%%

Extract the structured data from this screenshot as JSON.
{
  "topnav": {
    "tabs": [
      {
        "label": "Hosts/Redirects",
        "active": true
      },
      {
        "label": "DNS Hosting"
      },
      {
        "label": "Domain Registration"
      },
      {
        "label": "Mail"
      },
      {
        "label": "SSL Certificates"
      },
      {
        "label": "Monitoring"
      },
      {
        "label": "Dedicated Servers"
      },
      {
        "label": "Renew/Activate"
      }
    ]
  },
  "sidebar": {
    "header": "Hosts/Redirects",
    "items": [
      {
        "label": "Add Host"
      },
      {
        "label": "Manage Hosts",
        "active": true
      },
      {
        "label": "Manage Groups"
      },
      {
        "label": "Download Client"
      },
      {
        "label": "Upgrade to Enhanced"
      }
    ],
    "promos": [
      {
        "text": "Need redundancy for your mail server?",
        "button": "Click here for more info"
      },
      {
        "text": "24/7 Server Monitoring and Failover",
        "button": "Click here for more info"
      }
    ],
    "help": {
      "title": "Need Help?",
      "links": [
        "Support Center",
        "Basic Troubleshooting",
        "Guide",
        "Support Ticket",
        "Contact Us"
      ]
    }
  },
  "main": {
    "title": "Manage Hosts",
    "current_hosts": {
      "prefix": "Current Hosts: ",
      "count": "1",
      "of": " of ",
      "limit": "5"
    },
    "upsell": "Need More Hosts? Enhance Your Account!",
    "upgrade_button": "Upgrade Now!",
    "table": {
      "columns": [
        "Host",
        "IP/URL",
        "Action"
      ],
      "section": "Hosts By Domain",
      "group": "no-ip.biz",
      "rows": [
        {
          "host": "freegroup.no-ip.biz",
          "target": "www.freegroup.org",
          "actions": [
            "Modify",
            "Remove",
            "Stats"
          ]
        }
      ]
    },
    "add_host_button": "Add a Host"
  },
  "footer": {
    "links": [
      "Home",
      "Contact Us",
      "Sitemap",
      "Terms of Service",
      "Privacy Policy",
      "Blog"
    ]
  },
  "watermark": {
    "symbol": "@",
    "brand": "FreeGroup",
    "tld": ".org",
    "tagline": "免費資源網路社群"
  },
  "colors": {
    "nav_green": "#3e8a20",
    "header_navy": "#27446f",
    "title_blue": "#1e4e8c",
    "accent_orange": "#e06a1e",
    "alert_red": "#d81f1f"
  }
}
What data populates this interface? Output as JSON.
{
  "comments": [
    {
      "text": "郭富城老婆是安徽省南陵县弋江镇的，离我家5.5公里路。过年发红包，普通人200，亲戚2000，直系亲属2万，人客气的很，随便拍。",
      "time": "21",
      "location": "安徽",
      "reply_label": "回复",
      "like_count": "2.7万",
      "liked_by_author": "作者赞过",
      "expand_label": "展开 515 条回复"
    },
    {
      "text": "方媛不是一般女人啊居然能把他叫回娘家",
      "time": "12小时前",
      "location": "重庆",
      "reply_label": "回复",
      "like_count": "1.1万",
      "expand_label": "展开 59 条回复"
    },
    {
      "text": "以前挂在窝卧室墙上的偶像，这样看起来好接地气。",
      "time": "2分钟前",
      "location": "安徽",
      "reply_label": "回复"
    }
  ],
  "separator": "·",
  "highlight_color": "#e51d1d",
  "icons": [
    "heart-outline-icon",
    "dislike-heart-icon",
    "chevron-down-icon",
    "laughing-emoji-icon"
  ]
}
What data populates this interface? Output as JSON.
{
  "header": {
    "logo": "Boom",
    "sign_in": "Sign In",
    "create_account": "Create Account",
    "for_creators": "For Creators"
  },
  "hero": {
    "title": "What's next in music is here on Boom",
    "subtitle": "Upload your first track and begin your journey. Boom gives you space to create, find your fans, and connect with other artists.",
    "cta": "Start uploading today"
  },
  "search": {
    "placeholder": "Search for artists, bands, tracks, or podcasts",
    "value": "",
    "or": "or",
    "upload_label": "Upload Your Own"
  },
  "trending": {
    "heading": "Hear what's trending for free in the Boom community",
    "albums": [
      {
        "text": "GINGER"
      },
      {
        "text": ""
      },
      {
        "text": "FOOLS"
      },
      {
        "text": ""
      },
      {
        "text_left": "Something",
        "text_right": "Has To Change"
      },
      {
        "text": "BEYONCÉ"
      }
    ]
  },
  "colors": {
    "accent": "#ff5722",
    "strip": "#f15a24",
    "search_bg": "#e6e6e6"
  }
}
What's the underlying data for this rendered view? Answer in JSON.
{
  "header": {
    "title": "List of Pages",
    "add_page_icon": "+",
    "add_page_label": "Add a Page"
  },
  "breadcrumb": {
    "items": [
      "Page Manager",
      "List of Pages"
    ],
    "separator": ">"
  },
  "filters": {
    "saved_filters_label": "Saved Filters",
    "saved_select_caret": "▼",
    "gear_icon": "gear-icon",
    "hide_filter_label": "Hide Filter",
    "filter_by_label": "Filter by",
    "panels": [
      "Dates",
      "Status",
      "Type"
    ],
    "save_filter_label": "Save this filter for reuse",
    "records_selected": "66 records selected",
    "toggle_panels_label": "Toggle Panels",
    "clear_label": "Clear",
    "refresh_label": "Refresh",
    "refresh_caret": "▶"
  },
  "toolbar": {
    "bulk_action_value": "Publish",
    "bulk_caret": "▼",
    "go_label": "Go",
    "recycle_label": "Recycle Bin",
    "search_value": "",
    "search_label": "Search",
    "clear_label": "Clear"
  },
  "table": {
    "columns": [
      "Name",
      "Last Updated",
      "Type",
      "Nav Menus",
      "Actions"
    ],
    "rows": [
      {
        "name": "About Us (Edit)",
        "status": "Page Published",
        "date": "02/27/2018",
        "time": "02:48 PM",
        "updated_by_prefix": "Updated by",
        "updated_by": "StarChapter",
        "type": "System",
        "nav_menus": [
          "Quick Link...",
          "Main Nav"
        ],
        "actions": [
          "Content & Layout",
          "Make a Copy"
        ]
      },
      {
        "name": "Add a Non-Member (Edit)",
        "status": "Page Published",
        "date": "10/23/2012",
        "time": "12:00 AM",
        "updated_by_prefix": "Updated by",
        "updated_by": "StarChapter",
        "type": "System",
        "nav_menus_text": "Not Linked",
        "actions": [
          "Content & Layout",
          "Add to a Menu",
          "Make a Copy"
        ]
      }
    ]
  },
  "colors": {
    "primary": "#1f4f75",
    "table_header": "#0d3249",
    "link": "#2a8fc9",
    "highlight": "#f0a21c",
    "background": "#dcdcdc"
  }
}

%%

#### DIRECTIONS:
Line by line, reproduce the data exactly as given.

#### SOLUTION:
Extract the structured data from this screenshot as JSON.
{
  "topnav": {
    "tabs": [
      {
        "label": "Hosts/Redirects",
        "active": true
      },
      {
        "label": "DNS Hosting"
      },
      {
        "label": "Domain Registration"
      },
      {
        "label": "Mail"
      },
      {
        "label": "SSL Certificates"
      },
      {
        "label": "Monitoring"
      },
      {
        "label": "Dedicated Servers"
      },
      {
        "label": "Renew/Activate"
      }
    ]
  },
  "sidebar": {
    "header": "Hosts/Redirects",
    "items": [
      {
        "label": "Add Host"
      },
      {
        "label": "Manage Hosts",
        "active": true
      },
      {
        "label": "Manage Groups"
      },
      {
        "label": "Download Client"
      },
      {
        "label": "Upgrade to Enhanced"
      }
    ],
    "promos": [
      {
        "text": "Need redundancy for your mail server?",
        "button": "Click here for more info"
      },
      {
        "text": "24/7 Server Monitoring and Failover",
        "button": "Click here for more info"
      }
    ],
    "help": {
      "title": "Need Help?",
      "links": [
        "Support Center",
        "Basic Troubleshooting",
        "Guide",
        "Support Ticket",
        "Contact Us"
      ]
    }
  },
  "main": {
    "title": "Manage Hosts",
    "current_hosts": {
      "prefix": "Current Hosts: ",
      "count": "1",
      "of": " of ",
      "limit": "5"
    },
    "upsell": "Need More Hosts? Enhance Your Account!",
    "upgrade_button": "Upgrade Now!",
    "table": {
      "columns": [
        "Host",
        "IP/URL",
        "Action"
      ],
      "section": "Hosts By Domain",
      "group": "no-ip.biz",
      "rows": [
        {
          "host": "freegroup.no-ip.biz",
          "target": "www.freegroup.org",
          "actions": [
            "Modify",
            "Remove",
            "Stats"
          ]
        }
      ]
    },
    "add_host_button": "Add a Host"
  },
  "footer": {
    "links": [
      "Home",
      "Contact Us",
      "Sitemap",
      "Terms of Service",
      "Privacy Policy",
      "Blog"
    ]
  },
  "watermark": {
    "symbol": "@",
    "brand": "FreeGroup",
    "tld": ".org",
    "tagline": "免費資源網路社群"
  },
  "colors": {
    "nav_green": "#3e8a20",
    "header_navy": "#27446f",
    "title_blue": "#1e4e8c",
    "accent_orange": "#e06a1e",
    "alert_red": "#d81f1f"
  }
}
What data populates this interface? Output as JSON.
{
  "comments": [
    {
      "text": "郭富城老婆是安徽省南陵县弋江镇的，离我家5.5公里路。过年发红包，普通人200，亲戚2000，直系亲属2万，人客气的很，随便拍。",
      "time": "21",
      "location": "安徽",
      "reply_label": "回复",
      "like_count": "2.7万",
      "liked_by_author": "作者赞过",
      "expand_label": "展开 515 条回复"
    },
    {
      "text": "方媛不是一般女人啊居然能把他叫回娘家",
      "time": "12小时前",
      "location": "重庆",
      "reply_label": "回复",
      "like_count": "1.1万",
      "expand_label": "展开 59 条回复"
    },
    {
      "text": "以前挂在窝卧室墙上的偶像，这样看起来好接地气。",
      "time": "2分钟前",
      "location": "安徽",
      "reply_label": "回复"
    }
  ],
  "separator": "·",
  "highlight_color": "#e51d1d",
  "icons": [
    "heart-outline-icon",
    "dislike-heart-icon",
    "chevron-down-icon",
    "laughing-emoji-icon"
  ]
}
What data populates this interface? Output as JSON.
{
  "header": {
    "logo": "Boom",
    "sign_in": "Sign In",
    "create_account": "Create Account",
    "for_creators": "For Creators"
  },
  "hero": {
    "title": "What's next in music is here on Boom",
    "subtitle": "Upload your first track and begin your journey. Boom gives you space to create, find your fans, and connect with other artists.",
    "cta": "Start uploading today"
  },
  "search": {
    "placeholder": "Search for artists, bands, tracks, or podcasts",
    "value": "",
    "or": "or",
    "upload_label": "Upload Your Own"
  },
  "trending": {
    "heading": "Hear what's trending for free in the Boom community",
    "albums": [
      {
        "text": "GINGER"
      },
      {
        "text": ""
      },
      {
        "text": "FOOLS"
      },
      {
        "text": ""
      },
      {
        "text_left": "Something",
        "text_right": "Has To Change"
      },
      {
        "text": "BEYONCÉ"
      }
    ]
  },
  "colors": {
    "accent": "#ff5722",
    "strip": "#f15a24",
    "search_bg": "#e6e6e6"
  }
}
What's the underlying data for this rendered view? Answer in JSON.
{
  "header": {
    "title": "List of Pages",
    "add_page_icon": "+",
    "add_page_label": "Add a Page"
  },
  "breadcrumb": {
    "items": [
      "Page Manager",
      "List of Pages"
    ],
    "separator": ">"
  },
  "filters": {
    "saved_filters_label": "Saved Filters",
    "saved_select_caret": "▼",
    "gear_icon": "gear-icon",
    "hide_filter_label": "Hide Filter",
    "filter_by_label": "Filter by",
    "panels": [
      "Dates",
      "Status",
      "Type"
    ],
    "save_filter_label": "Save this filter for reuse",
    "records_selected": "66 records selected",
    "toggle_panels_label": "Toggle Panels",
    "clear_label": "Clear",
    "refresh_label": "Refresh",
    "refresh_caret": "▶"
  },
  "toolbar": {
    "bulk_action_value": "Publish",
    "bulk_caret": "▼",
    "go_label": "Go",
    "recycle_label": "Recycle Bin",
    "search_value": "",
    "search_label": "Search",
    "clear_label": "Clear"
  },
  "table": {
    "columns": [
      "Name",
      "Last Updated",
      "Type",
      "Nav Menus",
      "Actions"
    ],
    "rows": [
      {
        "name": "About Us (Edit)",
        "status": "Page Published",
        "date": "02/27/2018",
        "time": "02:48 PM",
        "updated_by_prefix": "Updated by",
        "updated_by": "StarChapter",
        "type": "System",
        "nav_menus": [
          "Quick Link...",
          "Main Nav"
        ],
        "actions": [
          "Content & Layout",
          "Make a Copy"
        ]
      },
      {
        "name": "Add a Non-Member (Edit)",
        "status": "Page Published",
        "date": "10/23/2012",
        "time": "12:00 AM",
        "updated_by_prefix": "Updated by",
        "updated_by": "StarChapter",
        "type": "System",
        "nav_menus_text": "Not Linked",
        "actions": [
          "Content & Layout",
          "Add to a Menu",
          "Make a Copy"
        ]
      }
    ]
  },
  "colors": {
    "primary": "#1f4f75",
    "table_header": "#0d3249",
    "link": "#2a8fc9",
    "highlight": "#f0a21c",
    "background": "#dcdcdc"
  }
}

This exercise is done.